This is What Letting Go Means

Letting go means that when the pain becomes so unbearable and obsessive that you don’t remember what life was like without it, you finally understand that you gave him more of you than you have of yourself. Letting go means realizing that you’ve been standing in the fire for so long without seeing that you were being consumed by the flames. Letting go means no longer telling yourself that love never truly ends. Letting go means understanding that he will never come back.

For the Person Who Loves Work and Rest Equally

I was taught that there are two types of people in the world: people who can never take a break, and people who never want to get to work. At my office, it was announced a few months ago that in 2017 we will instate an unlimited vacation time policy; half my coworkers cheered, the other half put together a strongly worded email to the CEO. Some of them hadn’t taken more than a day at a time off in years. Others used their vacation days up

Somewhere Else

That's something so many of us have heard, or even said ourselves, over the past week once America's long-awaited election results stared us in the face. Canada's immigration site even crashed from too many disgruntled, scared, devastated Americans looking for a way out. Canada will be better, we thought. In Canada we can find our peace. We were searching for a place we could be accepted and understood. A place away from people we thought we knew and people who had disappointed us. A place away

Finding Happy One Year Later

Last Thursday, I got an email from my company’s CEO. “Congratulations,” it read, “on the most important decision of your life thus far. You’ve been with us for an entire year!” The email was a little presumptuous; I found it a little off-putting. But it reminded me of a milestone I would have marched right past had it not been for a standardized company email and nice little bonus gift in my paycheck—I’ve been living this adult life for 365 days.

A Collection of Postcards

I have a collection of postcards that I keep in a box under my bed. The first one is from Stratford upon Avon. The second from Brighton. Third, London. Fourth, Rome. Fifth, Capri. Sixth, Paris. I have postcards from my home in Los Angeles, and my college town of Santa Barbara. From the city of my birth in Arizona, and a gas station in Dallas from when I took a road trip down South. Sometimes I pull out the box from under my bed and flip through them—England, Italy, Texas, California.

Let It All Go: On Shedding Expectations and Fear

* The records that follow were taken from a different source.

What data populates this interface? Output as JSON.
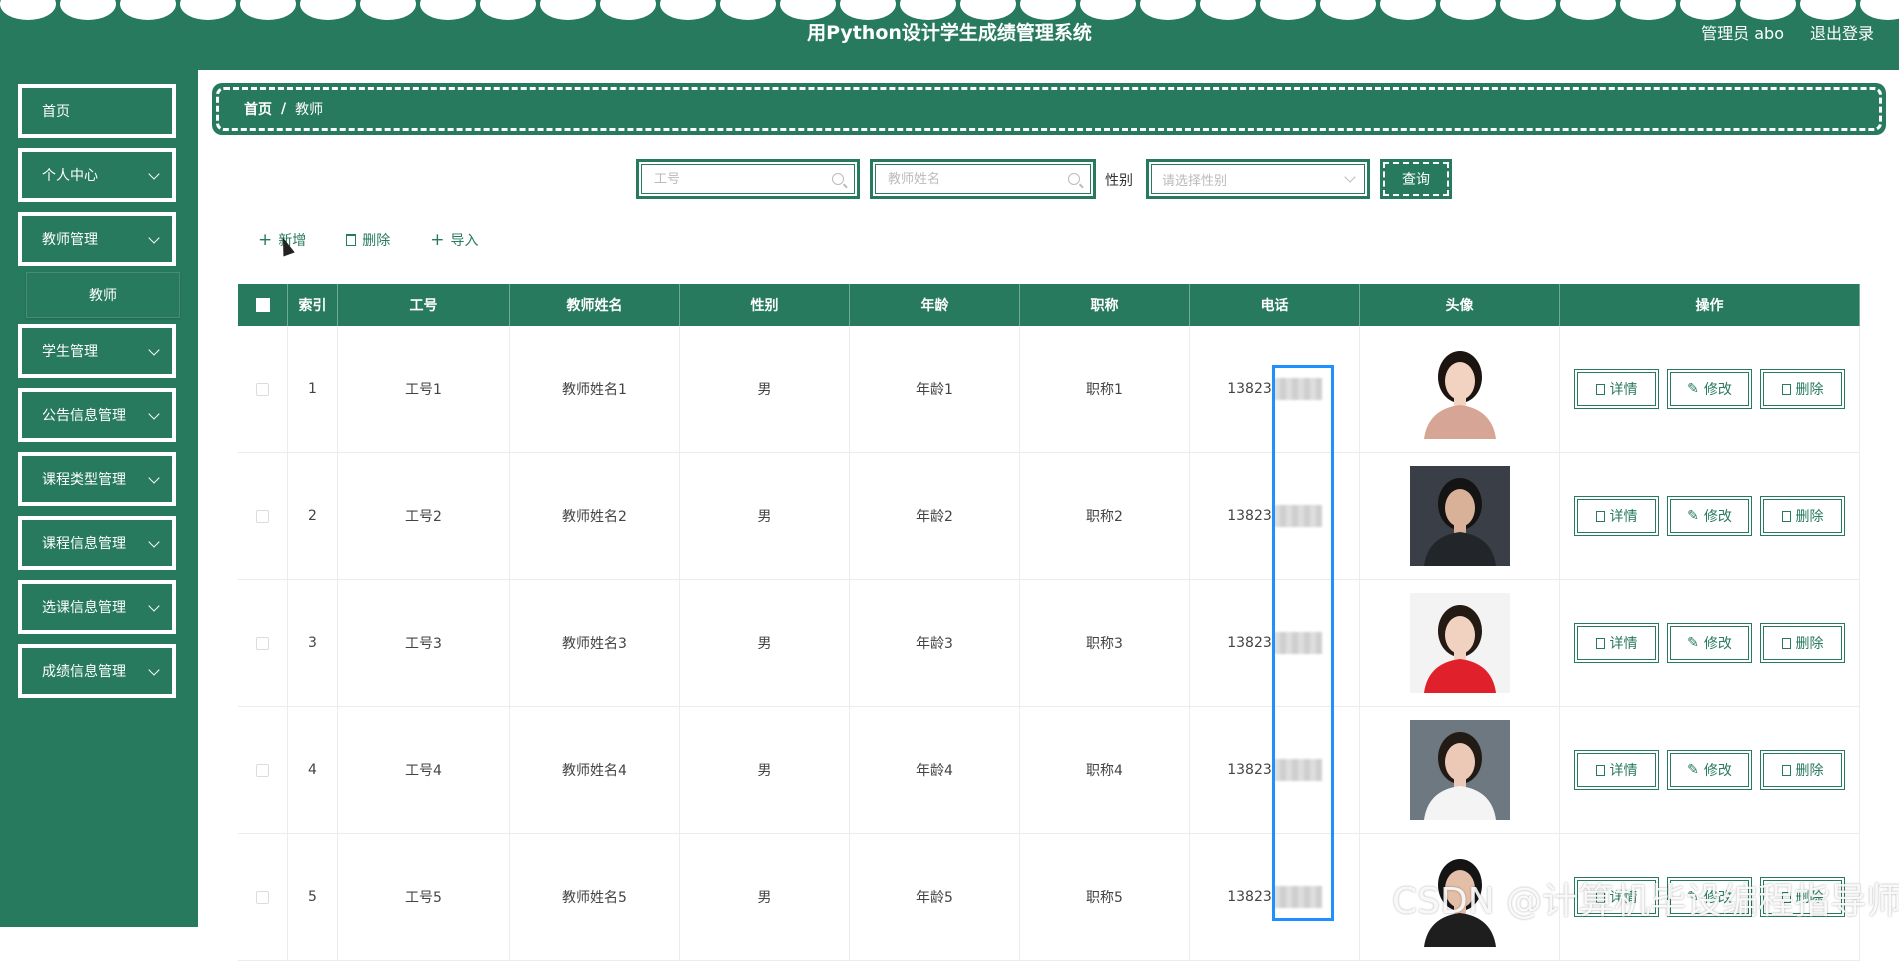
{
  "header": {
    "title": "用Python设计学生成绩管理系统",
    "user": "管理员 abo",
    "logout": "退出登录"
  },
  "sidebar": {
    "items": [
      {
        "label": "首页"
      },
      {
        "label": "个人中心"
      },
      {
        "label": "教师管理"
      },
      {
        "label": "学生管理"
      },
      {
        "label": "公告信息管理"
      },
      {
        "label": "课程类型管理"
      },
      {
        "label": "课程信息管理"
      },
      {
        "label": "选课信息管理"
      },
      {
        "label": "成绩信息管理"
      }
    ],
    "sub_item": "教师"
  },
  "breadcrumb": {
    "home": "首页",
    "sep": "/",
    "current": "教师"
  },
  "search": {
    "id_placeholder": "工号",
    "name_placeholder": "教师姓名",
    "gender_label": "性别",
    "gender_placeholder": "请选择性别",
    "query": "查询"
  },
  "toolbar": {
    "add": "新增",
    "delete": "删除",
    "import": "导入"
  },
  "table": {
    "headers": [
      "索引",
      "工号",
      "教师姓名",
      "性别",
      "年龄",
      "职称",
      "电话",
      "头像",
      "操作"
    ],
    "rows": [
      {
        "index": "1",
        "id": "工号1",
        "name": "教师姓名1",
        "sex": "男",
        "age": "年龄1",
        "title": "职称1",
        "phone": "13823"
      },
      {
        "index": "2",
        "id": "工号2",
        "name": "教师姓名2",
        "sex": "男",
        "age": "年龄2",
        "title": "职称2",
        "phone": "13823"
      },
      {
        "index": "3",
        "id": "工号3",
        "name": "教师姓名3",
        "sex": "男",
        "age": "年龄3",
        "title": "职称3",
        "phone": "13823"
      },
      {
        "index": "4",
        "id": "工号4",
        "name": "教师姓名4",
        "sex": "男",
        "age": "年龄4",
        "title": "职称4",
        "phone": "13823"
      },
      {
        "index": "5",
        "id": "工号5",
        "name": "教师姓名5",
        "sex": "男",
        "age": "年龄5",
        "title": "职称5",
        "phone": "13823"
      }
    ],
    "ops": {
      "detail": "详情",
      "edit": "修改",
      "delete": "删除"
    }
  },
  "watermark": "CSDN @计算机毕设编程指导师",
  "colors": {
    "primary": "#277a5e",
    "highlight": "#1e90ff"
  }
}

Sweat rolls down my forehead, leaks into my eyes. I can see drops all across my arms and my yoga mat. “Hold your plank for just ten more seconds,” the instructor says, her voice steady in the midst of what I’m pretty sure is an introduction to what hell feels like. The room is at, what the website says, a *comfortable* 102 degrees, and holding this plank on a Thursday night feels like finally hitting my breaking point. I’m about to collapse onto the mat—walk straight out of the room[...]